(Stored dataset items)
***
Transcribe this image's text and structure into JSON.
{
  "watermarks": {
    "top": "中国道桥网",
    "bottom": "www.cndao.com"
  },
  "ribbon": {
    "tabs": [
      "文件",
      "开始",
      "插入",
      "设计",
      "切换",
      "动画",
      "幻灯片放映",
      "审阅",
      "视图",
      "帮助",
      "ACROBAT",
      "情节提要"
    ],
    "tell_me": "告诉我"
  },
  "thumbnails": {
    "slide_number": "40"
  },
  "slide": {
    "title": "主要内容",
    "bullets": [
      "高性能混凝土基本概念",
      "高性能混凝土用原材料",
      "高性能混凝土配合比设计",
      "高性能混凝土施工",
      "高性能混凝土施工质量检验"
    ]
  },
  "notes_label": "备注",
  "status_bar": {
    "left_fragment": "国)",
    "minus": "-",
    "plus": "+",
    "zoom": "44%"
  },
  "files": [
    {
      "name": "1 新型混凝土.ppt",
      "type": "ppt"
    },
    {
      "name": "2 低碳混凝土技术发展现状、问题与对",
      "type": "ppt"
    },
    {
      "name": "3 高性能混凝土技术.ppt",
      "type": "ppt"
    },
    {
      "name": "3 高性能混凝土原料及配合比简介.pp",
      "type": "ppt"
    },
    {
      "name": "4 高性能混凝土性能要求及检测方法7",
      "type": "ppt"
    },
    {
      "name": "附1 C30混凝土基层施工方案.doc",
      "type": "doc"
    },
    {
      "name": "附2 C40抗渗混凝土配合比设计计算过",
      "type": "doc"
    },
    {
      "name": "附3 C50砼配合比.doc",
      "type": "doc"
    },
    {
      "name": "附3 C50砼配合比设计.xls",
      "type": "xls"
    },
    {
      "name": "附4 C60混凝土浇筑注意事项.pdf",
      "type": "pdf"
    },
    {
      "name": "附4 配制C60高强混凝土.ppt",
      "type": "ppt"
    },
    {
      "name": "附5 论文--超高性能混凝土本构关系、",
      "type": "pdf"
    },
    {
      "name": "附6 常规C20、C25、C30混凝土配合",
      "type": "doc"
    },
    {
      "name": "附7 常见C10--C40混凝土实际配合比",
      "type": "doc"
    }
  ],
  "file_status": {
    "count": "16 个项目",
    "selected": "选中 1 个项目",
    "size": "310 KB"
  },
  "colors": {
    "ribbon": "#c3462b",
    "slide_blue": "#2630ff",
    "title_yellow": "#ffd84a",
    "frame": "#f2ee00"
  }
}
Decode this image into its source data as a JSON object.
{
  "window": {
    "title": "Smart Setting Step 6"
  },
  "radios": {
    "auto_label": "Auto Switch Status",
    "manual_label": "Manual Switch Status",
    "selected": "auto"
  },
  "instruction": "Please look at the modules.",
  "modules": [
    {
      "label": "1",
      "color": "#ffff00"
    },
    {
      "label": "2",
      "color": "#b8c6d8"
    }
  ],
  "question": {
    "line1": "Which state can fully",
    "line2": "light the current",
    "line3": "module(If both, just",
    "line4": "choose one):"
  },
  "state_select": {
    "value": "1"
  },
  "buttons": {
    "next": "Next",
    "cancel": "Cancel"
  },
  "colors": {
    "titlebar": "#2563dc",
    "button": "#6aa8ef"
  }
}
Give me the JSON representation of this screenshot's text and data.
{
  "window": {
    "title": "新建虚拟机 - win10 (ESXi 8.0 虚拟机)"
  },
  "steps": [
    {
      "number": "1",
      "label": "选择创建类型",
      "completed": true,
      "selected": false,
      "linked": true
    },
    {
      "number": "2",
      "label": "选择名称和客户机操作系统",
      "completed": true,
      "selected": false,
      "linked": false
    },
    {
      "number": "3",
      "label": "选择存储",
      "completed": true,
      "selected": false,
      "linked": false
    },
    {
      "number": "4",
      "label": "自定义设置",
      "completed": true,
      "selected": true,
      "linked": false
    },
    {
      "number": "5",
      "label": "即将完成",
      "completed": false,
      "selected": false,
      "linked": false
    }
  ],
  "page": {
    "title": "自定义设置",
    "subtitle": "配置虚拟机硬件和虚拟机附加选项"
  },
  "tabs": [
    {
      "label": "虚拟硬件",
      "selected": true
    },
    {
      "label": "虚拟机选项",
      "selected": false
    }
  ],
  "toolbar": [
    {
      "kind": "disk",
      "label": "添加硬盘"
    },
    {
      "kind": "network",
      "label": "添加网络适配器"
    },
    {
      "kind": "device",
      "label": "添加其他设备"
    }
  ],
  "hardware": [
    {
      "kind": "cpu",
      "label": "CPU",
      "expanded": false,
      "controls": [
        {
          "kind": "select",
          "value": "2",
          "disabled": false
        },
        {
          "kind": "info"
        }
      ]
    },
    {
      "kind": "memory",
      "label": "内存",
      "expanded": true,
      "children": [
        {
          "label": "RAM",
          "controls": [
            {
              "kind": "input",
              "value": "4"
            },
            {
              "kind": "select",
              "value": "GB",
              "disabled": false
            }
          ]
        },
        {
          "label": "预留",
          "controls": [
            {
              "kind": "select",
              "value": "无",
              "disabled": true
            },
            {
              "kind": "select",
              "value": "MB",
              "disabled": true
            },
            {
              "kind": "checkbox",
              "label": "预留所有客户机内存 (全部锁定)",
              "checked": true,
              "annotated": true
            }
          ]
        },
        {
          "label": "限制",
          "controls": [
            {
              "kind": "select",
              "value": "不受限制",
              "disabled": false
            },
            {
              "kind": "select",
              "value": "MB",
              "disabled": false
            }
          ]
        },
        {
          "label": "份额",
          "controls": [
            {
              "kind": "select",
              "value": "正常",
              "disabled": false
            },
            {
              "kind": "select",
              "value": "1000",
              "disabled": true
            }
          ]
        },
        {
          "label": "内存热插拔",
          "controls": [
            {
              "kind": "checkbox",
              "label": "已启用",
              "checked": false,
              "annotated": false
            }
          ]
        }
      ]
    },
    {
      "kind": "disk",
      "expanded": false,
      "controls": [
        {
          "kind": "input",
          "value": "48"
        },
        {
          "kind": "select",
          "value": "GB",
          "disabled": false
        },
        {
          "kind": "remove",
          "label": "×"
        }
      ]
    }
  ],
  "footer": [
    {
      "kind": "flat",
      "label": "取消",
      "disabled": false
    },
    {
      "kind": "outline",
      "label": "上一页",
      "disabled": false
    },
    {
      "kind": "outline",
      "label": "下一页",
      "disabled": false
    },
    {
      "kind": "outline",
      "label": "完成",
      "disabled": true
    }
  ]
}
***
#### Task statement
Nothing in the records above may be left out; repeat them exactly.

#### Exercise result
Transcribe this image's text and structure into JSON.
{
  "watermarks": {
    "top": "中国道桥网",
    "bottom": "www.cndao.com"
  },
  "ribbon": {
    "tabs": [
      "文件",
      "开始",
      "插入",
      "设计",
      "切换",
      "动画",
      "幻灯片放映",
      "审阅",
      "视图",
      "帮助",
      "ACROBAT",
      "情节提要"
    ],
    "tell_me": "告诉我"
  },
  "thumbnails": {
    "slide_number": "40"
  },
  "slide": {
    "title": "主要内容",
    "bullets": [
      "高性能混凝土基本概念",
      "高性能混凝土用原材料",
      "高性能混凝土配合比设计",
      "高性能混凝土施工",
      "高性能混凝土施工质量检验"
    ]
  },
  "notes_label": "备注",
  "status_bar": {
    "left_fragment": "国)",
    "minus": "-",
    "plus": "+",
    "zoom": "44%"
  },
  "files": [
    {
      "name": "1 新型混凝土.ppt",
      "type": "ppt"
    },
    {
      "name": "2 低碳混凝土技术发展现状、问题与对",
      "type": "ppt"
    },
    {
      "name": "3 高性能混凝土技术.ppt",
      "type": "ppt"
    },
    {
      "name": "3 高性能混凝土原料及配合比简介.pp",
      "type": "ppt"
    },
    {
      "name": "4 高性能混凝土性能要求及检测方法7",
      "type": "ppt"
    },
    {
      "name": "附1 C30混凝土基层施工方案.doc",
      "type": "doc"
    },
    {
      "name": "附2 C40抗渗混凝土配合比设计计算过",
      "type": "doc"
    },
    {
      "name": "附3 C50砼配合比.doc",
      "type": "doc"
    },
    {
      "name": "附3 C50砼配合比设计.xls",
      "type": "xls"
    },
    {
      "name": "附4 C60混凝土浇筑注意事项.pdf",
      "type": "pdf"
    },
    {
      "name": "附4 配制C60高强混凝土.ppt",
      "type": "ppt"
    },
    {
      "name": "附5 论文--超高性能混凝土本构关系、",
      "type": "pdf"
    },
    {
      "name": "附6 常规C20、C25、C30混凝土配合",
      "type": "doc"
    },
    {
      "name": "附7 常见C10--C40混凝土实际配合比",
      "type": "doc"
    }
  ],
  "file_status": {
    "count": "16 个项目",
    "selected": "选中 1 个项目",
    "size": "310 KB"
  },
  "colors": {
    "ribbon": "#c3462b",
    "slide_blue": "#2630ff",
    "title_yellow": "#ffd84a",
    "frame": "#f2ee00"
  }
}
Decode this image into its source data as a JSON object.
{
  "window": {
    "title": "Smart Setting Step 6"
  },
  "radios": {
    "auto_label": "Auto Switch Status",
    "manual_label": "Manual Switch Status",
    "selected": "auto"
  },
  "instruction": "Please look at the modules.",
  "modules": [
    {
      "label": "1",
      "color": "#ffff00"
    },
    {
      "label": "2",
      "color": "#b8c6d8"
    }
  ],
  "question": {
    "line1": "Which state can fully",
    "line2": "light the current",
    "line3": "module(If both, just",
    "line4": "choose one):"
  },
  "state_select": {
    "value": "1"
  },
  "buttons": {
    "next": "Next",
    "cancel": "Cancel"
  },
  "colors": {
    "titlebar": "#2563dc",
    "button": "#6aa8ef"
  }
}
Give me the JSON representation of this screenshot's text and data.
{
  "window": {
    "title": "新建虚拟机 - win10 (ESXi 8.0 虚拟机)"
  },
  "steps": [
    {
      "number": "1",
      "label": "选择创建类型",
      "completed": true,
      "selected": false,
      "linked": true
    },
    {
      "number": "2",
      "label": "选择名称和客户机操作系统",
      "completed": true,
      "selected": false,
      "linked": false
    },
    {
      "number": "3",
      "label": "选择存储",
      "completed": true,
      "selected": false,
      "linked": false
    },
    {
      "number": "4",
      "label": "自定义设置",
      "completed": true,
      "selected": true,
      "linked": false
    },
    {
      "number": "5",
      "label": "即将完成",
      "completed": false,
      "selected": false,
      "linked": false
    }
  ],
  "page": {
    "title": "自定义设置",
    "subtitle": "配置虚拟机硬件和虚拟机附加选项"
  },
  "tabs": [
    {
      "label": "虚拟硬件",
      "selected": true
    },
    {
      "label": "虚拟机选项",
      "selected": false
    }
  ],
  "toolbar": [
    {
      "kind": "disk",
      "label": "添加硬盘"
    },
    {
      "kind": "network",
      "label": "添加网络适配器"
    },
    {
      "kind": "device",
      "label": "添加其他设备"
    }
  ],
  "hardware": [
    {
      "kind": "cpu",
      "label": "CPU",
      "expanded": false,
      "controls": [
        {
          "kind": "select",
          "value": "2",
          "disabled": false
        },
        {
          "kind": "info"
        }
      ]
    },
    {
      "kind": "memory",
      "label": "内存",
      "expanded": true,
      "children": [
        {
          "label": "RAM",
          "controls": [
            {
              "kind": "input",
              "value": "4"
            },
            {
              "kind": "select",
              "value": "GB",
              "disabled": false
            }
          ]
        },
        {
          "label": "预留",
          "controls": [
            {
              "kind": "select",
              "value": "无",
              "disabled": true
            },
            {
              "kind": "select",
              "value": "MB",
              "disabled": true
            },
            {
              "kind": "checkbox",
              "label": "预留所有客户机内存 (全部锁定)",
              "checked": true,
              "annotated": true
            }
          ]
        },
        {
          "label": "限制",
          "controls": [
            {
              "kind": "select",
              "value": "不受限制",
              "disabled": false
            },
            {
              "kind": "select",
              "value": "MB",
              "disabled": false
            }
          ]
        },
        {
          "label": "份额",
          "controls": [
            {
              "kind": "select",
              "value": "正常",
              "disabled": false
            },
            {
              "kind": "select",
              "value": "1000",
              "disabled": true
            }
          ]
        },
        {
          "label": "内存热插拔",
          "controls": [
            {
              "kind": "checkbox",
              "label": "已启用",
              "checked": false,
              "annotated": false
            }
          ]
        }
      ]
    },
    {
      "kind": "disk",
      "expanded": false,
      "controls": [
        {
          "kind": "input",
          "value": "48"
        },
        {
          "kind": "select",
          "value": "GB",
          "disabled": false
        },
        {
          "kind": "remove",
          "label": "×"
        }
      ]
    }
  ],
  "footer": [
    {
      "kind": "flat",
      "label": "取消",
      "disabled": false
    },
    {
      "kind": "outline",
      "label": "上一页",
      "disabled": false
    },
    {
      "kind": "outline",
      "label": "下一页",
      "disabled": false
    },
    {
      "kind": "outline",
      "label": "完成",
      "disabled": true
    }
  ]
}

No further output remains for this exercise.